In 2016, the biggest reason why Nigerians did not report corruption was that the majority (35%) believed it was pointless and nobody would care, while 33 percent said it was common practice.

This year, the percentage of people who believe nobody would listen dropped to 28 percent while the majority (35%) now say bribery is normal.

This shows that discouraged Nigerians are now beginning to accept a culture of corruption.

Bribery has a Regional dimension:

On a regional basis, the prevalence of bribery has declined more in the Northern Region with the North East and North West noting a decline, while the South-South and South-East have noted increases except the South-West where there was a decline.

The biggest decline was in the North-West while North-Central saw the biggest increase.

Healthcare, Security, Housing now more pressing issues than Corruption:

In 2019, less percentage of Nigerians see corruption as a concern.

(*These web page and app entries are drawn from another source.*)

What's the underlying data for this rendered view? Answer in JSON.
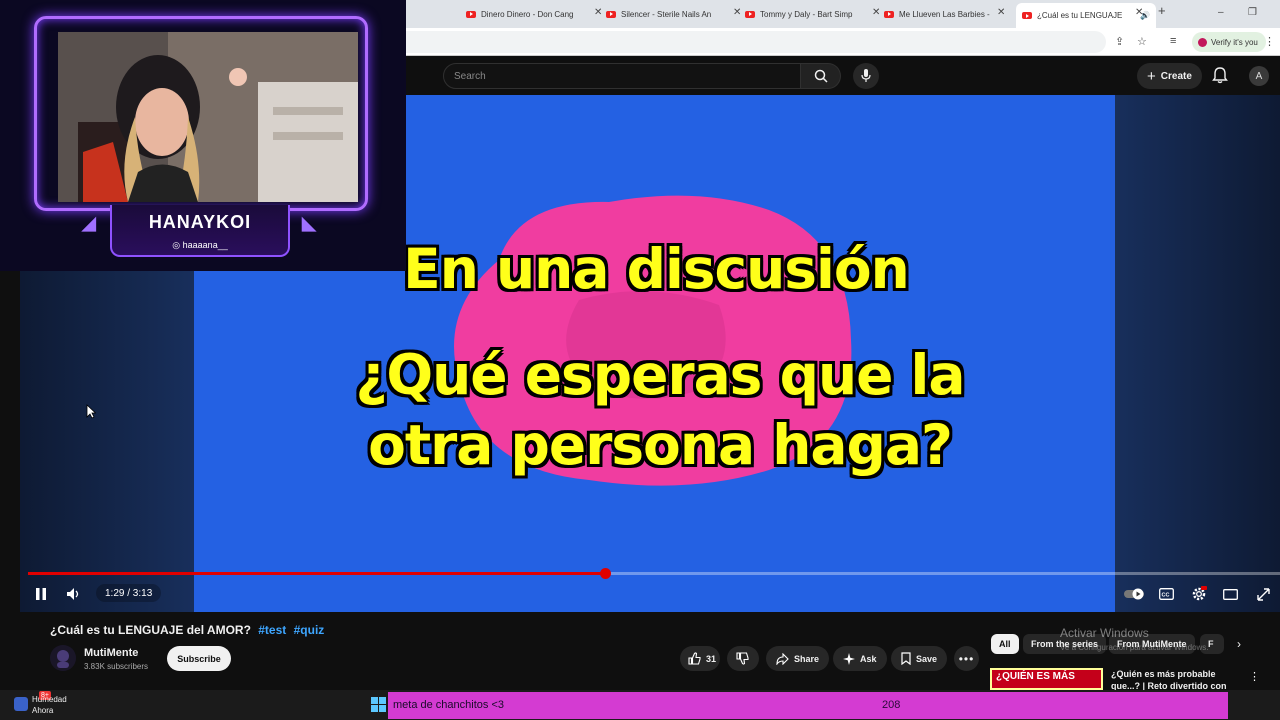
{
  "browser": {
    "tabs": [
      {
        "title": "Dinero Dinero - Don Cang",
        "active": false
      },
      {
        "title": "Silencer - Sterile Nails An",
        "active": false
      },
      {
        "title": "Tommy y Daly - Bart Simp",
        "active": false
      },
      {
        "title": "Me Llueven Las Barbies -",
        "active": false
      },
      {
        "title": "¿Cuál es tu LENGUAJE",
        "active": true
      }
    ],
    "new_tab": "+",
    "verify_label": "Verify it's you"
  },
  "youtube": {
    "search_placeholder": "Search",
    "create_label": "Create",
    "avatar_letter": "A"
  },
  "video": {
    "caption_line1": "En una discusión",
    "caption_line2": "¿Qué esperas que la",
    "caption_line3": "otra persona haga?",
    "time_display": "1:29 / 3:13",
    "progress_fraction": 0.461,
    "title": "¿Cuál es tu LENGUAJE del AMOR?",
    "hashtags": [
      "#test",
      "#quiz"
    ],
    "channel_name": "MutiMente",
    "subscribers": "3.83K subscribers",
    "subscribe_label": "Subscribe",
    "like_count": "31",
    "share_label": "Share",
    "ask_label": "Ask",
    "save_label": "Save"
  },
  "sidebar": {
    "chips": [
      "All",
      "From the series",
      "From MutiMente",
      "F"
    ],
    "rec_thumb_text": "¿QUIÉN ES MÁS",
    "rec_title": "¿Quién es más probable que...? | Reto divertido con"
  },
  "windows_watermark": {
    "title": "Activar Windows",
    "subtitle": "Ve a Configuración para activar Windows."
  },
  "stream_overlay": {
    "streamer_name": "HANAYKOI",
    "handle": "haaaana__"
  },
  "taskbar": {
    "weather_title": "Humedad",
    "weather_sub": "Ahora",
    "weather_badge": "8+",
    "goal_label": "meta de chanchitos <3",
    "goal_count": "208"
  },
  "colors": {
    "video_bg": "#2461e3",
    "caption_yellow": "#ffff1a",
    "progress_red": "#e10000",
    "overlay_purple": "#b06cff",
    "goal_bar": "#d43bd2"
  }
}
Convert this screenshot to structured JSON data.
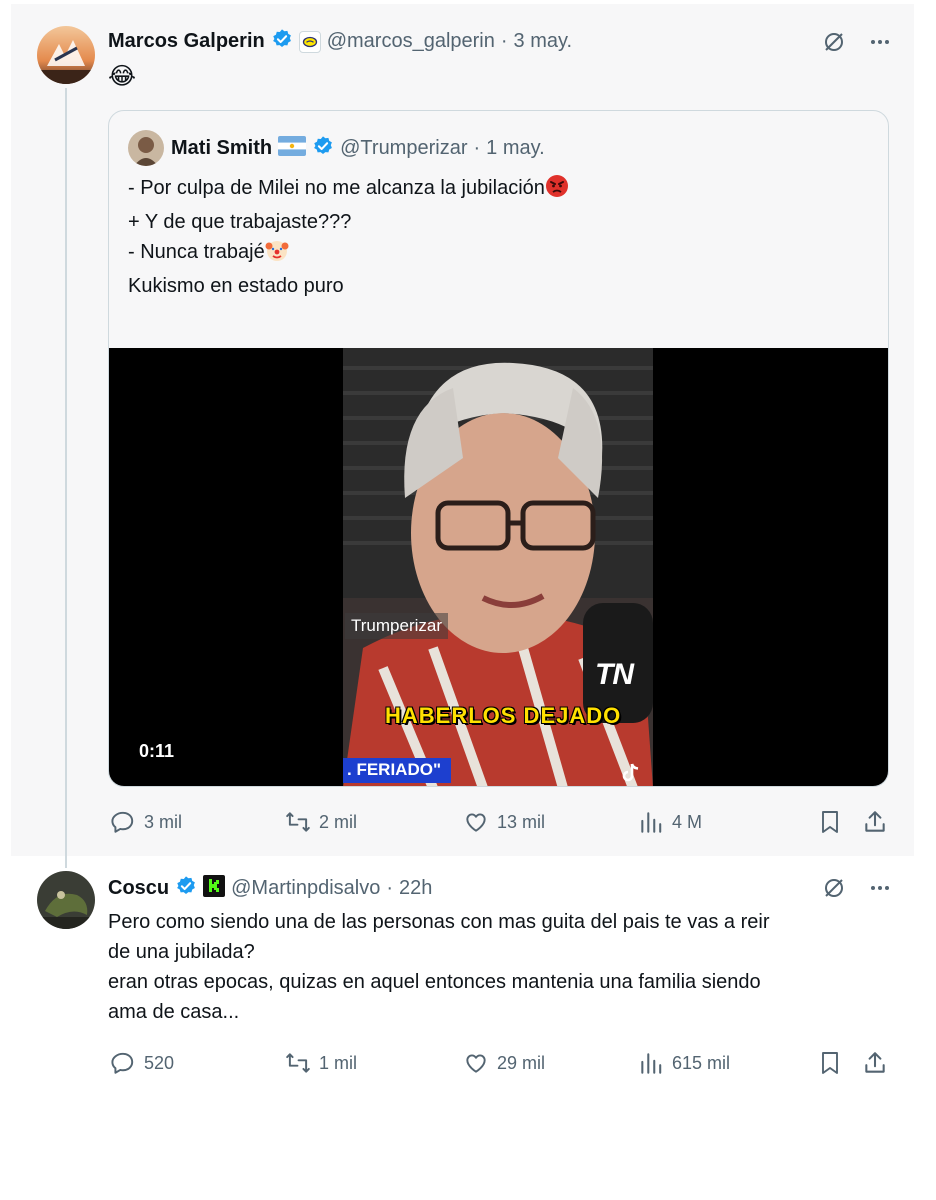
{
  "post": {
    "author": {
      "name": "Marcos Galperin",
      "handle": "@marcos_galperin",
      "time": "3 may."
    },
    "body_emoji": "😂",
    "quote": {
      "author": {
        "name": "Mati Smith",
        "handle": "@Trumperizar",
        "time": "1 may."
      },
      "lines": [
        "- Por culpa de Milei no me alcanza la jubilación",
        "+ Y de que trabajaste???",
        "- Nunca trabajé",
        "",
        "Kukismo en estado puro"
      ],
      "video": {
        "duration": "0:11",
        "watermark": "Trumperizar",
        "caption": "HABERLOS DEJADO",
        "ticker": ". FERIADO\"",
        "channel": "TN"
      }
    },
    "stats": {
      "replies": "3 mil",
      "reposts": "2 mil",
      "likes": "13 mil",
      "views": "4 M"
    }
  },
  "reply": {
    "author": {
      "name": "Coscu",
      "handle": "@Martinpdisalvo",
      "time": "22h"
    },
    "lines": [
      "Pero como siendo una de las personas con mas guita del pais te vas a reir",
      "de una jubilada?",
      "eran otras epocas, quizas en aquel entonces mantenia una familia siendo",
      "ama de casa..."
    ],
    "stats": {
      "replies": "520",
      "reposts": "1 mil",
      "likes": "29 mil",
      "views": "615 mil"
    }
  },
  "colors": {
    "verified": "#1d9bf0",
    "muted": "#536471",
    "text": "#0f1419",
    "border": "#cfd9de",
    "panel": "#f7f7f8"
  },
  "icons": [
    "verified-badge-icon",
    "grok-icon",
    "more-icon",
    "reply-icon",
    "repost-icon",
    "like-icon",
    "views-icon",
    "bookmark-icon",
    "share-icon",
    "tiktok-icon"
  ]
}
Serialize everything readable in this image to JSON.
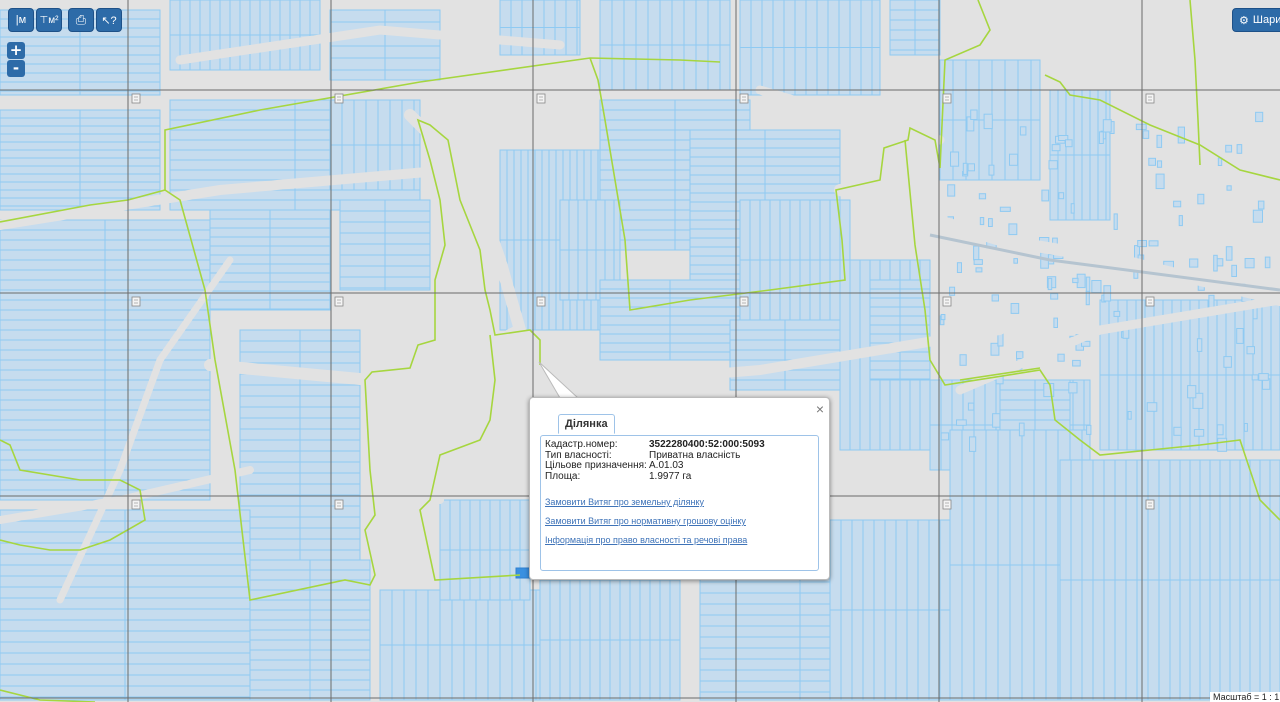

More importantly, they rate Health care and Housing as bigger issues affecting their lives.

Corruption moved down the list from 3rd to 5th position with 9 percent considering it an issue compared to 14 percent three years ago, meanwhile, there has been a sharp increase in the level of public concern about security and health issues while housing trumps corruption on the public concern.

Corruption is declining but Nigerians think otherwise:

Most Nigerians-except in the North East and North West-are convinced that the country is more corrupt than it used to be although the reality is different.

Citizens’ actual experience of corruption has declined by 2 percent points to 30 percent.

According to the researchers, a possible explanation of the pattern comes from the subjective evaluation of whether, first, the Government is committed in the fight against corruption and, second, whether it is effective.

“These indicators are highly correlated with each other (meaning that those who think the Government is not committed to the fight against corruption also think that it is not effective) and, unsurprisingly, they show regional polarization,” the survey noted.

Bribes are paid more for family reasons than for business favours:

Nigerians pay bribes mostly to speed up procedure but it is not for business reasons but for personal ones.

More than half of bribes (57 per cent) paid to public officials were purely for personal and family reasons, while a quarter of bribes were paid for work or business reasons, according to the report.

Nevertheless, the average bribes paid for work- or business-related reasons (N9,148) was significantly larger than the average cash bribes paid for personal or family reasons (NGN 4,818).

In addition, the average number of bribes paid per bribe-payer was roughly eight in the case of bribes paid for business reasons and five in the case of bribes paid for personal or family reasons.

These shares (private vs personal) were largely the same as in the 2016 survey with 12 percent of cases where bribes were paid simultaneously for personal and business-related reasons.

In six percent of the cases, the motivation for paying bribes was not known.